n the very first season of Tinkergarten, the threat of rain terrified me. How could I make this work in the rain? Would anyone come? And, if so, would they enjoy it? Then, the best thing that could have happened to me was my first rainy day. Nearly everyone came. We made umbrellas from burdock leaves. We splashed. We sang about the rain and drank it in. It was memorable for all (my eldest daughter still talks about it), and I got more positive feedback from that class than any of my dry ones. We had all stretched outside of our comfort zones, and it felt great.
Fast forward a few seasons, and I had the same worries about winter. “How can the cold season work in an outdoor classroom?” And, I am confident that many parents wonder the same thing. Even though the temperatures range from Buffalo to Austin, cold is cold, and winter is winter. But—I came to find that the winter was just like my rainy day. It can be done, and it’s not only delightful, it makes for powerful learning.
Practically speaking, as long as everyone is well dressed, there’s neither danger nor discomfort in being outdoors in the winter. As much as we can, we try to leverage gift giving season and put all of the gear and experiences we need to play outdoors all winter long on our wish lists.
As an elementary school principal and a mom, I’ve also seen the impact on kids of staying indoors. And, health professionals agree that time outdoors in the winter is healthy for kids, as long as they have the right gear. We know when cold is too cold to be safe, and most winter days are just fine. Plus, if we teach our kids techniques for staying warm, we arm kids and families with the knowledge and the confidence to enjoy outdoor time all year long—what a gift to regain a quarter of your potential life in nature!
Beyond that, winter is full of magic. Whether you are cracking ice puddles in St. Louis or celebrating the arrival of migrating birds and miracle berries in Miami, your winter is full of amazing sights, smells and sensations that are not to be missed. Search #playoutdoorsall4 to scroll through photos of amazing winter play across the country.
Further, winter gives our kids and us a great chance to build a mental resilience and path to happiness that can help in all seasons. Just ask the Norwegians. They savor their winter—a season colder and darker than in any Tinkergarten territory. In Norway, people value the rituals and special activities they can enjoy only in winter. And they choose not to complain about winter. Small though that may seem, research shows that a focus on the positive sides of winter leads to much lower depression rates, higher activity levels and general happiness. Norway feel kind of far? Learn how and why one of our favorite Scandinavian-American mamas gets her kids outdoors all four seasons.
So, in come our rituals. In winter Tinkergarten class, we sip from mugs of herbal tea, go on special hikes, and build cozy shelters. We savor the chance to experience the winter version of our parks. And, we go home rosy-cheeked, refreshed, and so very satisfied.
We read a lot now about how important it is for kids to take risks and push their own limits, but it’s hard to tell how to do that for the under eight crowd.

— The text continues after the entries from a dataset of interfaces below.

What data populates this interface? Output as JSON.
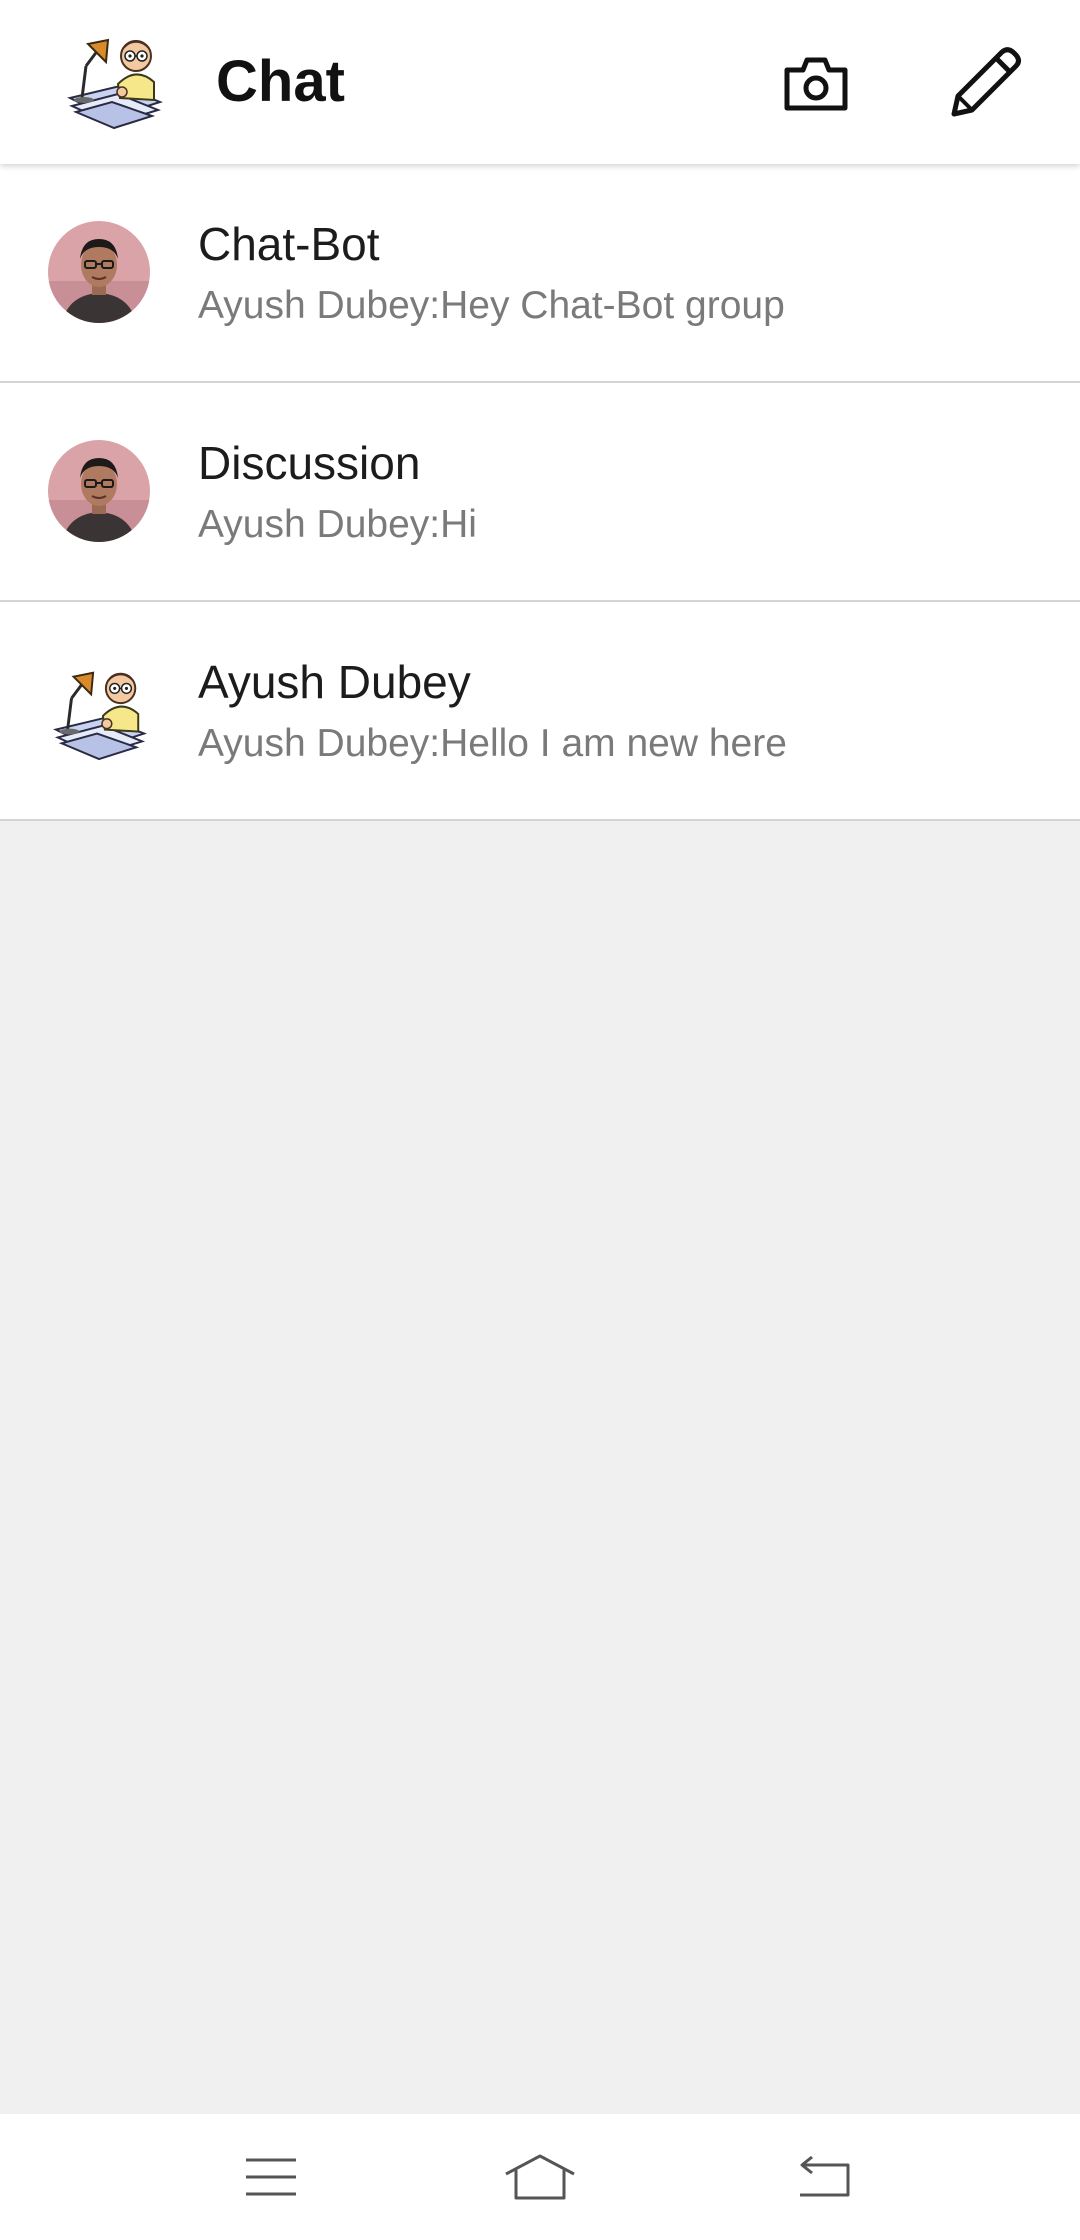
{
  "header": {
    "title": "Chat",
    "logo_icon": "cartoon-writer-logo",
    "actions": [
      {
        "name": "camera",
        "icon": "camera-icon"
      },
      {
        "name": "compose",
        "icon": "pencil-icon"
      }
    ]
  },
  "chats": [
    {
      "name": "Chat-Bot",
      "preview": "Ayush Dubey:Hey Chat-Bot group",
      "avatar": "person-photo"
    },
    {
      "name": "Discussion",
      "preview": "Ayush Dubey:Hi",
      "avatar": "person-photo"
    },
    {
      "name": "Ayush Dubey",
      "preview": "Ayush Dubey:Hello I am new here",
      "avatar": "cartoon-writer"
    }
  ],
  "navigation": {
    "buttons": [
      "menu-icon",
      "home-icon",
      "back-icon"
    ]
  },
  "colors": {
    "background": "#f0f0f0",
    "surface": "#ffffff",
    "title_text": "#111111",
    "name_text": "#1c1c1c",
    "preview_text": "#7a7a7a",
    "divider": "#d4d4d4"
  }
}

A winter outdoors is a great place to start. Little kids are far more resilient than we give them credit for. Plus, the chance to push their comfort zone just means more comfort and confidence for them down the road.
At the end of the day, I want my girls to feel able to handle whatever life hands to them and to see the positive and potential in any situation. Outdoor play in the winter time just may the best teaching tool I have to help them develop the ability to adapt and identify the beauty and possibility in every moment.